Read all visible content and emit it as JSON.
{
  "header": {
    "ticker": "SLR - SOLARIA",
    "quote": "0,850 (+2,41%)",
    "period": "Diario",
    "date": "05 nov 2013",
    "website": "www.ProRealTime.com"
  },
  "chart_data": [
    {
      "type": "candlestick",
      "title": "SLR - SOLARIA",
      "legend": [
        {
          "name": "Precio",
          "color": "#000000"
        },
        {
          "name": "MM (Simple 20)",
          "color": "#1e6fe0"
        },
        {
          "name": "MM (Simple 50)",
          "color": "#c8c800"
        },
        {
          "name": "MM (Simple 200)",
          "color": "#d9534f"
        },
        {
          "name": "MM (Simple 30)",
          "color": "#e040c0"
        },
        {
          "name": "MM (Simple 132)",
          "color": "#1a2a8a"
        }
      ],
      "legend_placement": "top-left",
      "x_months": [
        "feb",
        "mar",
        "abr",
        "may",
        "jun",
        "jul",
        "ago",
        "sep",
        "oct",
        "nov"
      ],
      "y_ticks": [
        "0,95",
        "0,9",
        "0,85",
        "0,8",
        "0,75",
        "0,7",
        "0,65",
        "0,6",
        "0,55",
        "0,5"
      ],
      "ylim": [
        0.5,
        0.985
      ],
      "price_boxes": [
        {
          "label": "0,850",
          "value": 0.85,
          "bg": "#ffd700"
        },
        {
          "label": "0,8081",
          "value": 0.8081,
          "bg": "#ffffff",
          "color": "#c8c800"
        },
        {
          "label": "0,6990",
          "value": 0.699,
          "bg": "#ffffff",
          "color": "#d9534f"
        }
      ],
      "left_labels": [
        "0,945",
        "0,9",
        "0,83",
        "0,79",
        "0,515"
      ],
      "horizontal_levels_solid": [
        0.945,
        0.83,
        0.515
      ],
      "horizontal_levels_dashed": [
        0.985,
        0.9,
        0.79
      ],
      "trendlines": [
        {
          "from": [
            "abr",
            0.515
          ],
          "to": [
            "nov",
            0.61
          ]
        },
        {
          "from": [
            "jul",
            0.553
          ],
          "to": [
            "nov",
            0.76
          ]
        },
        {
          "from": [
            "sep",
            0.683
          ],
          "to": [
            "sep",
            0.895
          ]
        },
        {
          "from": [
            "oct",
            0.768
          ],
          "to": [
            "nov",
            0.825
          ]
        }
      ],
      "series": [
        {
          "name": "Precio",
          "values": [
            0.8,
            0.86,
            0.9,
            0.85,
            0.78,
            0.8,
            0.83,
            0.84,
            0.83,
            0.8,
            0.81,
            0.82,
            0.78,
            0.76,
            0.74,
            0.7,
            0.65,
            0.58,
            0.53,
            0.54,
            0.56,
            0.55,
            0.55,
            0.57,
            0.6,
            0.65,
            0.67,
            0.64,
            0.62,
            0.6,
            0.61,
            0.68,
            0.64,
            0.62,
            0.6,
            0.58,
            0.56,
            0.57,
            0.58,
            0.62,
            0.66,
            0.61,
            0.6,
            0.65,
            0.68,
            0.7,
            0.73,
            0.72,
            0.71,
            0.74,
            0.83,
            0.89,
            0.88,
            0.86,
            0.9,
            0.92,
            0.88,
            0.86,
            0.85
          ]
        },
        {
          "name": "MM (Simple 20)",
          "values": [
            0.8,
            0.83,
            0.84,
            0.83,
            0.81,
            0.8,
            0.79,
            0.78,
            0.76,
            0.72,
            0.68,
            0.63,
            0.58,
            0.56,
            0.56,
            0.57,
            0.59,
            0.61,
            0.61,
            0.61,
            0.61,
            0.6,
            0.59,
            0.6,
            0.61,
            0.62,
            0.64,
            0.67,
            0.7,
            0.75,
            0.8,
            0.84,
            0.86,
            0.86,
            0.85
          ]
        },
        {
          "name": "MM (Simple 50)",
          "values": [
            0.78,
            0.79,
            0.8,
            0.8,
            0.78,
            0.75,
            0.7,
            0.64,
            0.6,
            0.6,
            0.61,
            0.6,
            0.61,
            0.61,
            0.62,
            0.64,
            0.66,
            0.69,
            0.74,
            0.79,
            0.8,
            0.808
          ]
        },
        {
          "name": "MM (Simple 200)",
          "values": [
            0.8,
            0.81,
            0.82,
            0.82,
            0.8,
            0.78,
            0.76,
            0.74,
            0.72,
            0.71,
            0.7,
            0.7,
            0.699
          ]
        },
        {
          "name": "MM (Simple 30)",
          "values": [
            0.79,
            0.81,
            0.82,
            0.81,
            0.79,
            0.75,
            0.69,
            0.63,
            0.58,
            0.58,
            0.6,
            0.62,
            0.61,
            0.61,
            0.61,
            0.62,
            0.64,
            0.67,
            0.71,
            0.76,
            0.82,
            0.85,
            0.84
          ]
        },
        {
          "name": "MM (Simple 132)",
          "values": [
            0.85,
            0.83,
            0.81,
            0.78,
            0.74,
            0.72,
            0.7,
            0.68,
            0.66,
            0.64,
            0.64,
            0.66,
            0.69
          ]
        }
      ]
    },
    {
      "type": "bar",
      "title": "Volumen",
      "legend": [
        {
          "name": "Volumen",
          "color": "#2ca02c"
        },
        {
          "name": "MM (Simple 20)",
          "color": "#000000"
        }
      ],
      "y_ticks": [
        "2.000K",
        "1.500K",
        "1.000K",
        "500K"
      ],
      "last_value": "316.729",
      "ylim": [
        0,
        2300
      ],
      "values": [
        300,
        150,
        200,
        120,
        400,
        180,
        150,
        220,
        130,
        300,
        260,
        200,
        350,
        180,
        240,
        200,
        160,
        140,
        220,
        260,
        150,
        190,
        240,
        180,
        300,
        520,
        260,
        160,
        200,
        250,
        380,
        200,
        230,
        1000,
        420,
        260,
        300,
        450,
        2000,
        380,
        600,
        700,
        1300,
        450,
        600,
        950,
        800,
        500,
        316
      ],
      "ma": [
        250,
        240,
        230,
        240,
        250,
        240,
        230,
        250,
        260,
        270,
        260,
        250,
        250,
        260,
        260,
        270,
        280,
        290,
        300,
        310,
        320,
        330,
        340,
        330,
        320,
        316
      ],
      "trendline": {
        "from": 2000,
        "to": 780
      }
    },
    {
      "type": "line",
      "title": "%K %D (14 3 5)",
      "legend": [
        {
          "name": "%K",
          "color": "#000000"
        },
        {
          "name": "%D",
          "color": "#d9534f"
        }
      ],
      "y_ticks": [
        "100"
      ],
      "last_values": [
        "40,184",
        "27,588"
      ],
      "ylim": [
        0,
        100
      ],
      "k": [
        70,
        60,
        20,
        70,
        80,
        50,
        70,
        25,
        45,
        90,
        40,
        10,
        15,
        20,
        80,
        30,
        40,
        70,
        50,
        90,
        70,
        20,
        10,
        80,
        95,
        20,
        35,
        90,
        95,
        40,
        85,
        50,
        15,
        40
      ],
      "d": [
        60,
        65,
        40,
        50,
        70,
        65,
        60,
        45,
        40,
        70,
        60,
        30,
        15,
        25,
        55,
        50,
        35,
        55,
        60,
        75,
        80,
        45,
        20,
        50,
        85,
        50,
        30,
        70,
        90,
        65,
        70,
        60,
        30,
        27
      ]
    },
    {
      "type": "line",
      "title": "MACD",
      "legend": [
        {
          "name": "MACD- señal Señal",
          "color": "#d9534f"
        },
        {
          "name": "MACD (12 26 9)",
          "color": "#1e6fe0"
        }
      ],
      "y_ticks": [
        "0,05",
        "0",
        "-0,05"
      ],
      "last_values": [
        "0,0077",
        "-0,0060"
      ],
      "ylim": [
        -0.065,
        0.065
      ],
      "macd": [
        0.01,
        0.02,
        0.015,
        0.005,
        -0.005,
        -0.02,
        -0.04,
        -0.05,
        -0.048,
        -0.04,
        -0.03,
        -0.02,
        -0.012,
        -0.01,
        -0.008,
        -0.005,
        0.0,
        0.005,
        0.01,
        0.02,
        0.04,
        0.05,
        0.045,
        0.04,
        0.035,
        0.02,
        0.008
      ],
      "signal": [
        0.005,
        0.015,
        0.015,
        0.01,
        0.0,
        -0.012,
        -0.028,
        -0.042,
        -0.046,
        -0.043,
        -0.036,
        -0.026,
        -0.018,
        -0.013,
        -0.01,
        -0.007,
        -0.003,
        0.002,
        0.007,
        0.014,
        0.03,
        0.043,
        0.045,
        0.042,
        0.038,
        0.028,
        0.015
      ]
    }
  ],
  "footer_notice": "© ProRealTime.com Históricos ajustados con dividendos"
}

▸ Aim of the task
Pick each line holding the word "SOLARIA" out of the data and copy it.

▸ Exercise answer
    "ticker": "SLR - SOLARIA",
      "title": "SLR - SOLARIA",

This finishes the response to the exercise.